I keep wanting to call you, but this is easier.
I’m writing from Laugarvatn, Iceland. The wind has been shaking my wooden, low-gabled room with its many windows for three non-consecutive days. Yesterday it took a break and let me catch up on sleep. It was quiet, so I kept wondering about you, about what you’re up to. Yesterday was peaceful, and nice, and the sky was clean of clouds, and even though all the apps said the chances were good, we saw no auroras.
(The moon though, rose from the horizon, behind a mountain like a tilted pumpkin, blazing orange, and at first, we thought lava? If we weren’t looking for the northern lights, we never would have seen it. It was a little unnerving, but mostly it was beautiful.)
The wind does not howl here. Here it sounds like the ocean attacking the shore with its waves and then just as aggressively, retreating them. Maybe it has something to do with the sparsity of trees. I really don’t know.
All the ground I can see is covered in snow, and the mountains in the distance, even the sky seems covered with snow. Sometimes, when I’m outside tromping around in my boots, watching the wind lift and drift the snow, I pretend I’ve crash landed on the moon.
When I first arrived, the roads to get here from the airport, through Reykjavik were closed so the taxi driver navigated us though lava fields in a blizzard.
(All I could see was the dark of the night and the white glow of snow, but I could smell the sulfur, and it was a beautiful smell because I knew, even though I couldn’t see the lava, it was there.)
I keep feeling like I brought you with me, like I can feel you here, which is crazy because you’ve never been to Iceland. You’ve never even mentioned Iceland. And I’m not exactly sure what it is, but I think about you differently while I’m here. I don’t miss you in the same way. I can’t even say I long to talk to you. I just keep nearly grabbing the phone and calling you up. I just keep thinking I can call you.
I just really want to chat.
There’s a lot you’ve been missing.

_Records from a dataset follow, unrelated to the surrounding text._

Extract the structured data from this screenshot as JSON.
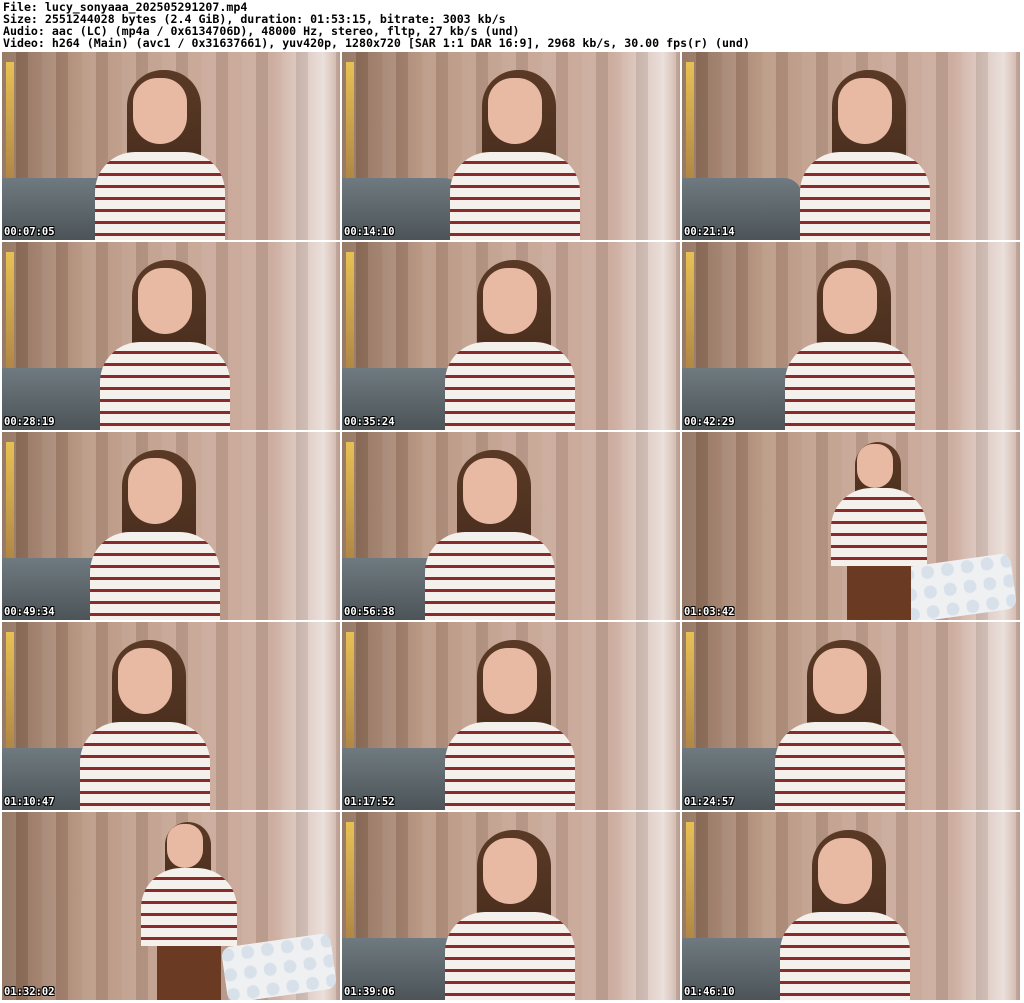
{
  "header": {
    "file": "File: lucy_sonyaaa_202505291207.mp4",
    "size": "Size: 2551244028 bytes (2.4 GiB), duration: 01:53:15, bitrate: 3003 kb/s",
    "audio": "Audio: aac (LC) (mp4a / 0x6134706D), 48000 Hz, stereo, fltp, 27 kb/s (und)",
    "video": "Video: h264 (Main) (avc1 / 0x31637661), yuv420p, 1280x720 [SAR 1:1 DAR 16:9], 2968 kb/s, 30.00 fps(r) (und)"
  },
  "thumbnails": [
    {
      "timestamp": "00:07:05"
    },
    {
      "timestamp": "00:14:10"
    },
    {
      "timestamp": "00:21:14"
    },
    {
      "timestamp": "00:28:19"
    },
    {
      "timestamp": "00:35:24"
    },
    {
      "timestamp": "00:42:29"
    },
    {
      "timestamp": "00:49:34"
    },
    {
      "timestamp": "00:56:38"
    },
    {
      "timestamp": "01:03:42"
    },
    {
      "timestamp": "01:10:47"
    },
    {
      "timestamp": "01:17:52"
    },
    {
      "timestamp": "01:24:57"
    },
    {
      "timestamp": "01:32:02"
    },
    {
      "timestamp": "01:39:06"
    },
    {
      "timestamp": "01:46:10"
    }
  ]
}
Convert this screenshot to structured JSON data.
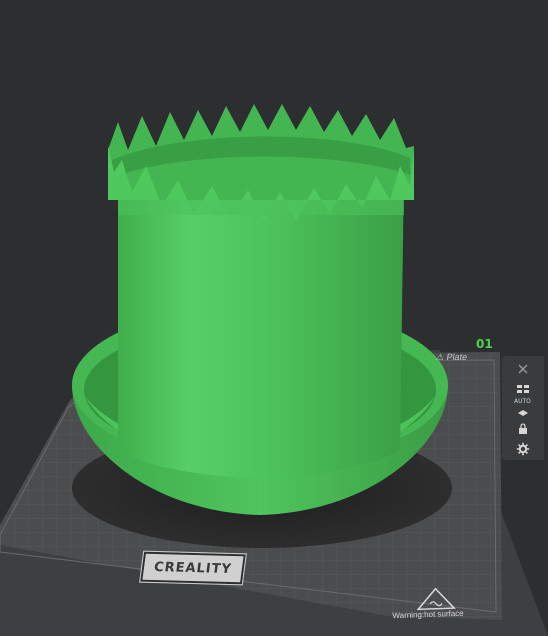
{
  "plate": {
    "number": "01",
    "name": "Plate"
  },
  "toolbar": {
    "tools": [
      {
        "name": "close-tool",
        "icon": "close-icon"
      },
      {
        "name": "arrange-tool",
        "icon": "arrange-icon"
      },
      {
        "name": "auto-orient-tool",
        "icon": "auto-orient-icon",
        "label": "AUTO"
      },
      {
        "name": "lock-tool",
        "icon": "lock-icon"
      },
      {
        "name": "settings-tool",
        "icon": "gear-icon"
      }
    ]
  },
  "bed": {
    "brand": "CREALITY",
    "warning": "Warning:hot surface"
  },
  "colors": {
    "background": "#2d2e30",
    "bed": "#4b4c4e",
    "model": "#4cc25a",
    "model_dark": "#3aa447",
    "accent": "#4fd14f"
  }
}
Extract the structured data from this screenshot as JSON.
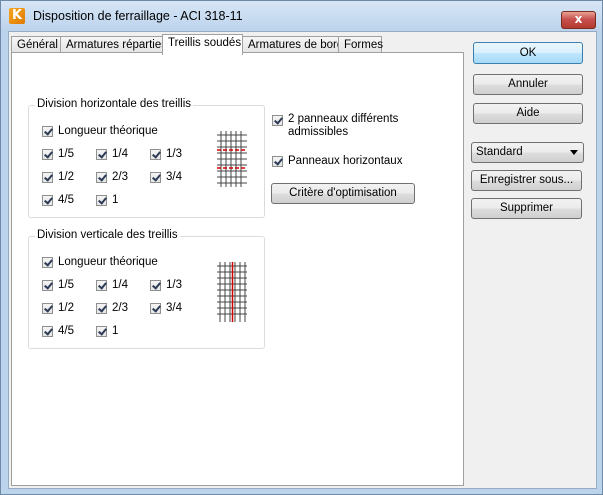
{
  "window": {
    "title": "Disposition de ferraillage - ACI 318-11",
    "app_icon_letter": "K",
    "close_glyph": "x"
  },
  "tabs": [
    {
      "label": "Général",
      "active": false
    },
    {
      "label": "Armatures réparties",
      "active": false
    },
    {
      "label": "Treillis soudés",
      "active": true
    },
    {
      "label": "Armatures de bord",
      "active": false
    },
    {
      "label": "Formes",
      "active": false
    }
  ],
  "horizontal_group": {
    "label": "Division horizontale des treillis",
    "theoretical": {
      "label": "Longueur théorique",
      "checked": true
    },
    "options": [
      {
        "label": "1/5",
        "checked": true
      },
      {
        "label": "1/4",
        "checked": true
      },
      {
        "label": "1/3",
        "checked": true
      },
      {
        "label": "1/2",
        "checked": true
      },
      {
        "label": "2/3",
        "checked": true
      },
      {
        "label": "3/4",
        "checked": true
      },
      {
        "label": "4/5",
        "checked": true
      },
      {
        "label": "1",
        "checked": true
      }
    ]
  },
  "vertical_group": {
    "label": "Division verticale des treillis",
    "theoretical": {
      "label": "Longueur théorique",
      "checked": true
    },
    "options": [
      {
        "label": "1/5",
        "checked": true
      },
      {
        "label": "1/4",
        "checked": true
      },
      {
        "label": "1/3",
        "checked": true
      },
      {
        "label": "1/2",
        "checked": true
      },
      {
        "label": "2/3",
        "checked": true
      },
      {
        "label": "3/4",
        "checked": true
      },
      {
        "label": "4/5",
        "checked": true
      },
      {
        "label": "1",
        "checked": true
      }
    ]
  },
  "side_options": {
    "two_panels": {
      "line1": "2 panneaux différents",
      "line2": "admissibles",
      "checked": true
    },
    "horizontal_panels": {
      "label": "Panneaux horizontaux",
      "checked": true
    },
    "optimization_button": "Critère d'optimisation"
  },
  "buttons": {
    "ok": "OK",
    "cancel": "Annuler",
    "help": "Aide",
    "save_as": "Enregistrer sous...",
    "delete": "Supprimer"
  },
  "preset_select": {
    "value": "Standard"
  },
  "colors": {
    "accent_line": "#d00000",
    "grid_line": "#333333"
  }
}
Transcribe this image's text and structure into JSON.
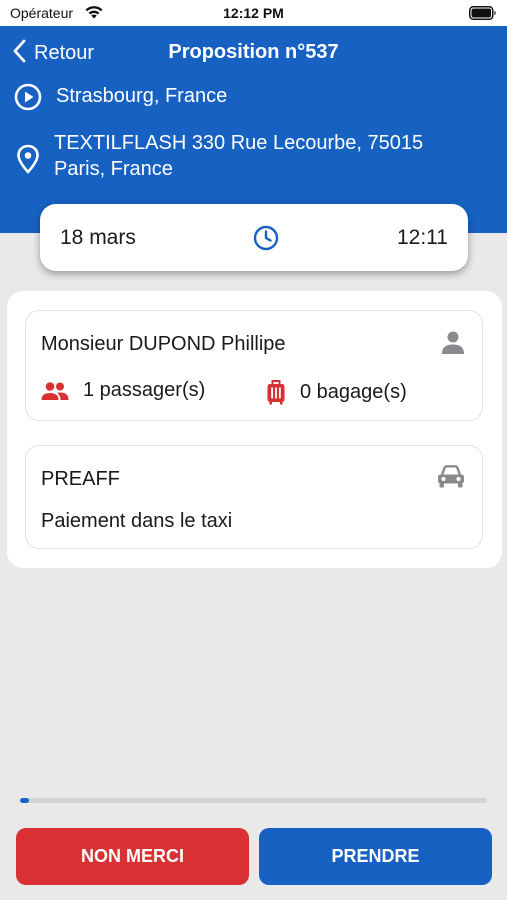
{
  "status_bar": {
    "carrier": "Opérateur",
    "time": "12:12 PM"
  },
  "header": {
    "back_label": "Retour",
    "title": "Proposition n°537",
    "origin": "Strasbourg, France",
    "destination": "TEXTILFLASH 330 Rue Lecourbe, 75015 Paris, France"
  },
  "schedule": {
    "date": "18 mars",
    "time": "12:11"
  },
  "client": {
    "name": "Monsieur DUPOND Phillipe",
    "passengers": "1 passager(s)",
    "luggage": "0 bagage(s)"
  },
  "vehicle": {
    "category": "PREAFF",
    "payment": "Paiement dans le taxi"
  },
  "timer": {
    "progress_fraction": 0.02
  },
  "actions": {
    "decline": "NON MERCI",
    "accept": "PRENDRE"
  },
  "colors": {
    "primary": "#1761c3",
    "danger": "#d93034",
    "icon_grey": "#8a8a8e"
  },
  "icons": [
    "wifi-icon",
    "battery-icon",
    "chevron-left-icon",
    "play-circle-icon",
    "location-pin-icon",
    "clock-icon",
    "person-icon",
    "group-icon",
    "luggage-icon",
    "car-icon"
  ]
}
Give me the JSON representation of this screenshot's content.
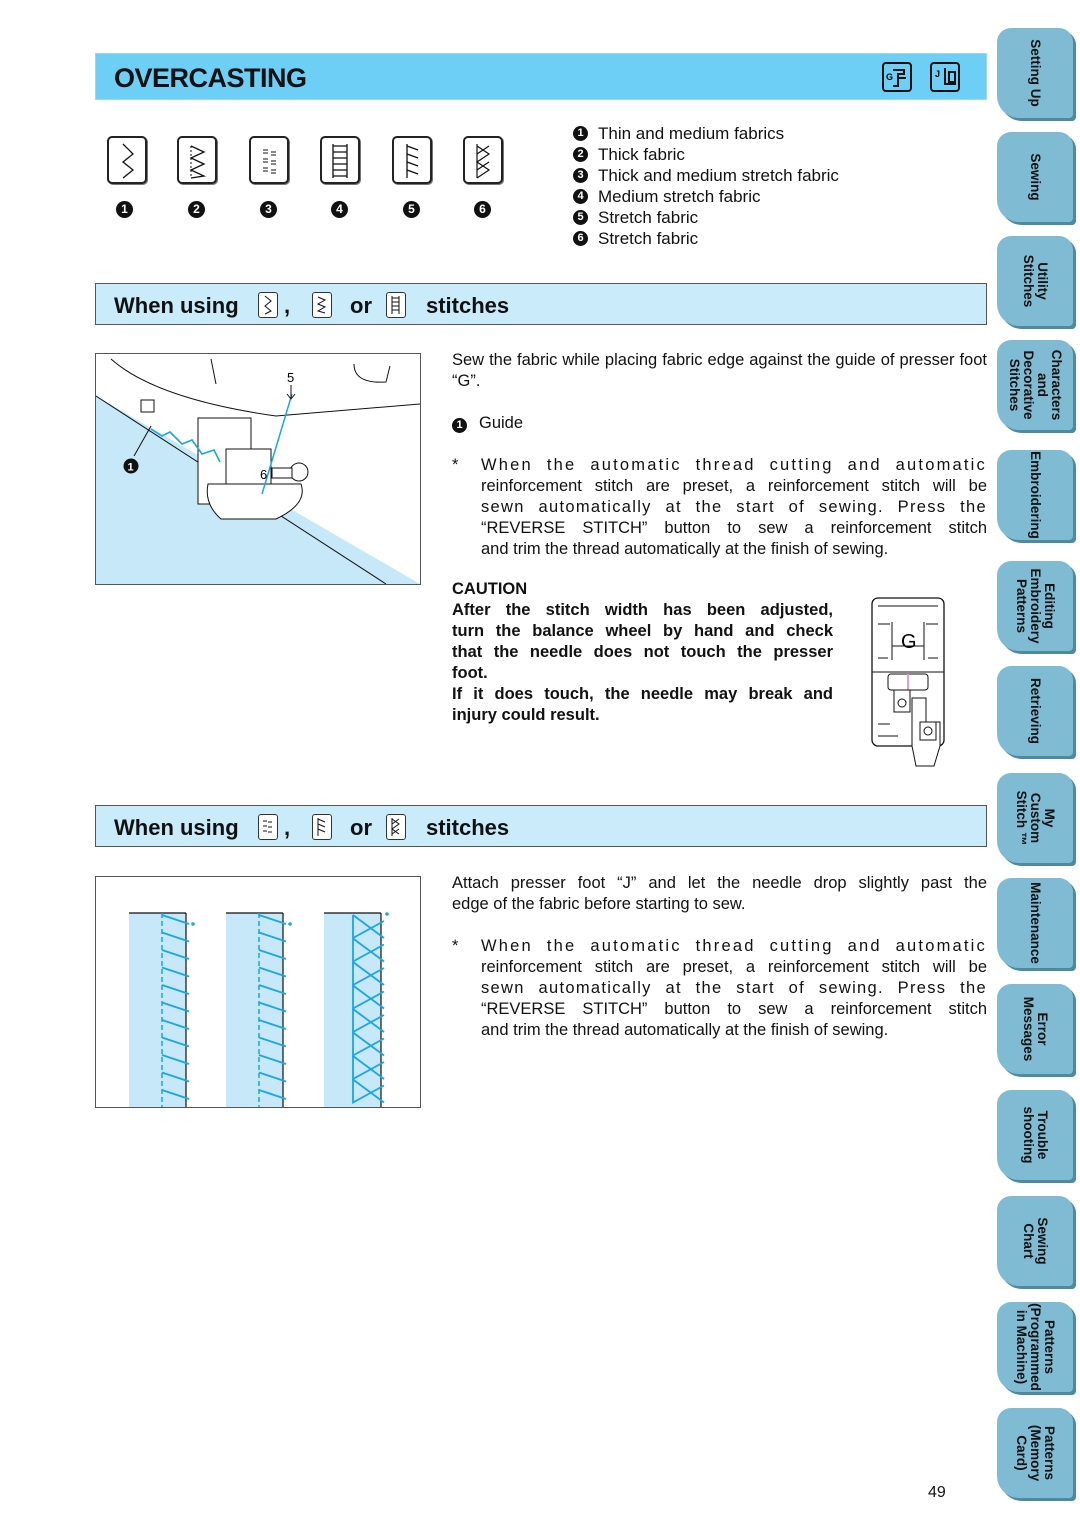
{
  "header": {
    "title": "OVERCASTING",
    "foot_icons": [
      {
        "name": "presser-foot-g-icon",
        "letter": "G"
      },
      {
        "name": "presser-foot-j-icon",
        "letter": "J"
      }
    ]
  },
  "stitches": [
    {
      "number": "1",
      "description": "Thin and medium fabrics"
    },
    {
      "number": "2",
      "description": "Thick fabric"
    },
    {
      "number": "3",
      "description": "Thick and medium stretch fabric"
    },
    {
      "number": "4",
      "description": "Medium stretch fabric"
    },
    {
      "number": "5",
      "description": "Stretch fabric"
    },
    {
      "number": "6",
      "description": "Stretch fabric"
    }
  ],
  "section1": {
    "heading_prefix": "When using",
    "comma": ",",
    "or": "or",
    "heading_suffix": "stitches",
    "figure_labels": {
      "callout": "1",
      "thread_mark_top": "5",
      "thread_mark_foot": "6"
    },
    "instruction": "Sew the fabric while placing fabric edge against the guide of presser foot “G”.",
    "callout_number": "1",
    "callout_label": "Guide",
    "note_marker": "*",
    "note_first_line": "When the automatic thread cutting and automatic",
    "note_lines": [
      "reinforcement stitch are preset, a reinforcement stitch will be",
      "sewn automatically at the start of sewing. Press the",
      "“REVERSE STITCH” button to sew a reinforcement stitch"
    ],
    "note_last_line": "and trim the thread automatically at the finish of sewing.",
    "caution_title": "CAUTION",
    "caution_lines": [
      "After the stitch width has been adjusted,",
      "turn the balance wheel by hand and check",
      "that the needle does not touch the presser"
    ],
    "caution_line_end": "foot.",
    "caution_lines2": [
      "If it does touch, the needle may break and"
    ],
    "caution_line2_end": "injury could result.",
    "foot_letter": "G"
  },
  "section2": {
    "heading_prefix": "When using",
    "comma": ",",
    "or": "or",
    "heading_suffix": "stitches",
    "instruction_line1": "Attach presser foot “J” and let the needle drop slightly past the",
    "instruction_line2": "edge of the fabric before starting to sew.",
    "note_marker": "*",
    "note_first_line": "When the automatic thread cutting and automatic",
    "note_lines": [
      "reinforcement stitch are preset, a reinforcement stitch will be",
      "sewn automatically at the start of sewing. Press the",
      "“REVERSE STITCH” button to sew a reinforcement stitch"
    ],
    "note_last_line": "and trim the thread automatically at the finish of sewing."
  },
  "side_tabs": [
    {
      "label": "Setting Up"
    },
    {
      "label": "Sewing"
    },
    {
      "label": "Utility\nStitches"
    },
    {
      "label": "Characters\nand\nDecorative\nStitches"
    },
    {
      "label": "Embroidering"
    },
    {
      "label": "Editing\nEmbroidery\nPatterns"
    },
    {
      "label": "Retrieving"
    },
    {
      "label": "My\nCustom\nStitch ™"
    },
    {
      "label": "Maintenance"
    },
    {
      "label": "Error\nMessages"
    },
    {
      "label": "Trouble\nshooting"
    },
    {
      "label": "Sewing\nChart"
    },
    {
      "label": "Patterns\n(Programmed\nin Machine)"
    },
    {
      "label": "Patterns\n(Memory\nCard)"
    }
  ],
  "page_number": "49",
  "colors": {
    "title_bar": "#6dcff5",
    "section_bar": "#c9ebfa",
    "fabric": "#c6e8f8",
    "thread": "#1aa6e8",
    "tab": "#7fbcd3"
  }
}
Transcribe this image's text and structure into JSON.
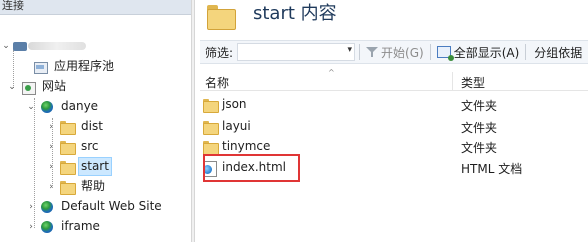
{
  "left_pane": {
    "header": "连接",
    "server_name": "",
    "tree": [
      {
        "label": "应用程序池",
        "icon": "app-pool-icon",
        "expanded": false,
        "selected": false
      },
      {
        "label": "网站",
        "icon": "sites-icon",
        "expanded": true,
        "selected": false
      },
      {
        "label": "danye",
        "icon": "globe-icon",
        "expanded": true,
        "selected": false
      },
      {
        "label": "dist",
        "icon": "folder-icon",
        "expanded": false,
        "selected": false
      },
      {
        "label": "src",
        "icon": "folder-icon",
        "expanded": false,
        "selected": false
      },
      {
        "label": "start",
        "icon": "folder-icon",
        "expanded": false,
        "selected": true
      },
      {
        "label": "帮助",
        "icon": "folder-icon",
        "expanded": false,
        "selected": false
      },
      {
        "label": "Default Web Site",
        "icon": "globe-icon",
        "expanded": false,
        "selected": false
      },
      {
        "label": "iframe",
        "icon": "globe-icon",
        "expanded": false,
        "selected": false
      }
    ]
  },
  "content": {
    "title": "start 内容",
    "toolbar": {
      "filter_label": "筛选:",
      "filter_value": "",
      "go_label": "开始(G)",
      "show_all_label": "全部显示(A)",
      "group_label": "分组依据"
    },
    "columns": {
      "name": "名称",
      "type": "类型"
    },
    "files": [
      {
        "name": "json",
        "type": "文件夹",
        "icon": "folder-icon"
      },
      {
        "name": "layui",
        "type": "文件夹",
        "icon": "folder-icon"
      },
      {
        "name": "tinymce",
        "type": "文件夹",
        "icon": "folder-icon"
      },
      {
        "name": "index.html",
        "type": "HTML 文档",
        "icon": "html-file-icon",
        "highlighted": true
      }
    ],
    "highlight_color": "#e03535"
  },
  "colors": {
    "selection_bg": "#cce8ff",
    "title_text": "#1e395b",
    "folder": "#f4d57d"
  }
}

The black licorice game in Iceland is insane. I nearly made myself sick last night on balls of chocolate covered licorice. You would love it! And there’s so many kinds I still haven’t tried. I’ll get some for you. I’ll bring some home and maybe you can finally visit.
There are ravens here. I’ve caught them spying on me. Odin’s eyes. I’ve promised myself to feed them, to make friends with them if I can.
I’ve also seen murmurations of starlings. I think that’s what they are. The clots of black birds making haunting and mesmerizing shapes together in the air.
The other day, I thought I saw some kind of Bigfoot out of my window, all limbs in silhouette like the grainy pictures on the internet, but it was just a man, a cross country skier in a black snowsuit, adjusting his posture.
I don’t even think you’d like it here. The weather would aggravate your arthritis and you wouldn’t be able to walk in the snow, and the currency would confuse you, and you’d miss the fast food that you’re used to.
Things are stripped to the essentials here.
Things are stripped to the extremes. Harsh cold weather. Steaming hot water. Fatty lamb, dairy, smoked fish. Bitter licorice, herbal liquor, and so many sweets, so much sugar.
This village is named after the lake. There is a popular spa here, where people steam and boil themselves and buy bread baked in the ground. I haven’t been there yet. You have to shower naked to dip into their waters. You would hate that. You would never do that. You would never feel safe.
You’d be excited for me to be here though. You would be so proud. You would tell everyone you know. You’d keep careful track of the time difference, and you’d call. Actually. I wouldn’t even get the chance to because you’d be so hungry to hear about my day, about my little dramas.
(I opened the door yesterday and as soon as I stepped out, snow slipped off the eaves and fell on my head and down the back of my fleece.)
And maybe that’s why I want to call you so badly, because you are not calling me. There is a quiet that you are supposed to be filling.
(You don’t even know about the pandemic, about what happened with Chad, or that Ed died, and Evie is living with Dad again. June has died too. And Ashes. Elliott has learned so many words. Alex is practically a man. Christine is so strong, and I am emerging…and you for all your talk about ghosts and angels I thought you would visit, I thought I would see your shadow on the wall, your flicker in a light bulb, your rock in your old wooden chair.)
I came all this way to find myself, to find out who I was without you, but I am not.
I remember when I last saw you, bald as a plain of snow, black stitches spanning your scalp like mountains.
Caroljean Gavin is a writer and editor. Her work has appeared in places such as Milk Candy Review, Fractured, New World Writing, Best Small Fictions, and X-R-A-Y Literary Magazine. She’s the author of the flash fiction chapbook, Shards of a Stained-Glass Moving Picture Fairytale (Selcouth Station Press), and editor of What I Thought of Ain’t Funny, an anthology of short fiction based on the jokes of Mitch Hedberg (Malarkey Books/Mythic Picnic) and Saturnalia ’21 (LUPERCALIApress) She is on Twitter: @caroljeangavin